◆ **Task objective**:
Every record that follows should be output exactly as it is given.

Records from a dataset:
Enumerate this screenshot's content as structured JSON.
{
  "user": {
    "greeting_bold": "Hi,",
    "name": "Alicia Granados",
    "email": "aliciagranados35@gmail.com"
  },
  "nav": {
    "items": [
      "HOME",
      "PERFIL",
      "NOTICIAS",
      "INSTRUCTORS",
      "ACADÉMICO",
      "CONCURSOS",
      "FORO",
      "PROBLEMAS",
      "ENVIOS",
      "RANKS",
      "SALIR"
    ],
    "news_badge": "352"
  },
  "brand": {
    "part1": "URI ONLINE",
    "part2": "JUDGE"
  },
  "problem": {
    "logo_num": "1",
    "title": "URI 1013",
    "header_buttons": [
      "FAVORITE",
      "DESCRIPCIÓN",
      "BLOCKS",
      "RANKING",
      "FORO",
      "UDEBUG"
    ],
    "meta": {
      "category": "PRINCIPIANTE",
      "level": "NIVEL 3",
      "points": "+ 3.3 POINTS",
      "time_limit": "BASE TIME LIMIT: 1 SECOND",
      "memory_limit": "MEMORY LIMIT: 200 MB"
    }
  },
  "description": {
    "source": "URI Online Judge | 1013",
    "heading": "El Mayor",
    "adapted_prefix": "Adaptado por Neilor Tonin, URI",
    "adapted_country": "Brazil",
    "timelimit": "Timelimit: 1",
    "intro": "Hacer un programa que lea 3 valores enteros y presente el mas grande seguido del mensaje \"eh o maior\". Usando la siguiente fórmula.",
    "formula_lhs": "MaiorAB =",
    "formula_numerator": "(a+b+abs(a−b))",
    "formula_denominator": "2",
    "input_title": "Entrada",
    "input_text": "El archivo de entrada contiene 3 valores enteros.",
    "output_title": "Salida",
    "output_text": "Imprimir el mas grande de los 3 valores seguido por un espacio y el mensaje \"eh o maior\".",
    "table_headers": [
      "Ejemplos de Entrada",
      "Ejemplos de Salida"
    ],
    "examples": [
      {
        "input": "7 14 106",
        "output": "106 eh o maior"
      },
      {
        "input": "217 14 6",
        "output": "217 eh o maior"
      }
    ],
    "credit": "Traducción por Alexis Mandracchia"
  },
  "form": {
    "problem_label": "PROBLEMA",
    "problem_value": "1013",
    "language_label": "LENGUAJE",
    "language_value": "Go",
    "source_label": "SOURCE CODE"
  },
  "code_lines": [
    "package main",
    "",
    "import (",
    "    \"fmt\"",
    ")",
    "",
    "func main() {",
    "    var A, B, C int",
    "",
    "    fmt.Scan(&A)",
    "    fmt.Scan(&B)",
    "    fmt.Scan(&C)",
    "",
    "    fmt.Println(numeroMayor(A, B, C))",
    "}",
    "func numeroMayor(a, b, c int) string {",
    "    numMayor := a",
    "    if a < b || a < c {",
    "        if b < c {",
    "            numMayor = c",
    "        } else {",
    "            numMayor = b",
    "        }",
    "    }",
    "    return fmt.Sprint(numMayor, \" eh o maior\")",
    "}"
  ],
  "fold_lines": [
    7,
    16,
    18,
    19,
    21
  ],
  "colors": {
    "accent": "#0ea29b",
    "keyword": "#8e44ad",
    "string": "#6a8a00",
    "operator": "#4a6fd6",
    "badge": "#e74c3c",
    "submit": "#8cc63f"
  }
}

◆ **Solution for this task**:
Enumerate this screenshot's content as structured JSON.
{
  "user": {
    "greeting_bold": "Hi,",
    "name": "Alicia Granados",
    "email": "aliciagranados35@gmail.com"
  },
  "nav": {
    "items": [
      "HOME",
      "PERFIL",
      "NOTICIAS",
      "INSTRUCTORS",
      "ACADÉMICO",
      "CONCURSOS",
      "FORO",
      "PROBLEMAS",
      "ENVIOS",
      "RANKS",
      "SALIR"
    ],
    "news_badge": "352"
  },
  "brand": {
    "part1": "URI ONLINE",
    "part2": "JUDGE"
  },
  "problem": {
    "logo_num": "1",
    "title": "URI 1013",
    "header_buttons": [
      "FAVORITE",
      "DESCRIPCIÓN",
      "BLOCKS",
      "RANKING",
      "FORO",
      "UDEBUG"
    ],
    "meta": {
      "category": "PRINCIPIANTE",
      "level": "NIVEL 3",
      "points": "+ 3.3 POINTS",
      "time_limit": "BASE TIME LIMIT: 1 SECOND",
      "memory_limit": "MEMORY LIMIT: 200 MB"
    }
  },
  "description": {
    "source": "URI Online Judge | 1013",
    "heading": "El Mayor",
    "adapted_prefix": "Adaptado por Neilor Tonin, URI",
    "adapted_country": "Brazil",
    "timelimit": "Timelimit: 1",
    "intro": "Hacer un programa que lea 3 valores enteros y presente el mas grande seguido del mensaje \"eh o maior\". Usando la siguiente fórmula.",
    "formula_lhs": "MaiorAB =",
    "formula_numerator": "(a+b+abs(a−b))",
    "formula_denominator": "2",
    "input_title": "Entrada",
    "input_text": "El archivo de entrada contiene 3 valores enteros.",
    "output_title": "Salida",
    "output_text": "Imprimir el mas grande de los 3 valores seguido por un espacio y el mensaje \"eh o maior\".",
    "table_headers": [
      "Ejemplos de Entrada",
      "Ejemplos de Salida"
    ],
    "examples": [
      {
        "input": "7 14 106",
        "output": "106 eh o maior"
      },
      {
        "input": "217 14 6",
        "output": "217 eh o maior"
      }
    ],
    "credit": "Traducción por Alexis Mandracchia"
  },
  "form": {
    "problem_label": "PROBLEMA",
    "problem_value": "1013",
    "language_label": "LENGUAJE",
    "language_value": "Go",
    "source_label": "SOURCE CODE"
  },
  "code_lines": [
    "package main",
    "",
    "import (",
    "    \"fmt\"",
    ")",
    "",
    "func main() {",
    "    var A, B, C int",
    "",
    "    fmt.Scan(&A)",
    "    fmt.Scan(&B)",
    "    fmt.Scan(&C)",
    "",
    "    fmt.Println(numeroMayor(A, B, C))",
    "}",
    "func numeroMayor(a, b, c int) string {",
    "    numMayor := a",
    "    if a < b || a < c {",
    "        if b < c {",
    "            numMayor = c",
    "        } else {",
    "            numMayor = b",
    "        }",
    "    }",
    "    return fmt.Sprint(numMayor, \" eh o maior\")",
    "}"
  ],
  "fold_lines": [
    7,
    16,
    18,
    19,
    21
  ],
  "colors": {
    "accent": "#0ea29b",
    "keyword": "#8e44ad",
    "string": "#6a8a00",
    "operator": "#4a6fd6",
    "badge": "#e74c3c",
    "submit": "#8cc63f"
  }
}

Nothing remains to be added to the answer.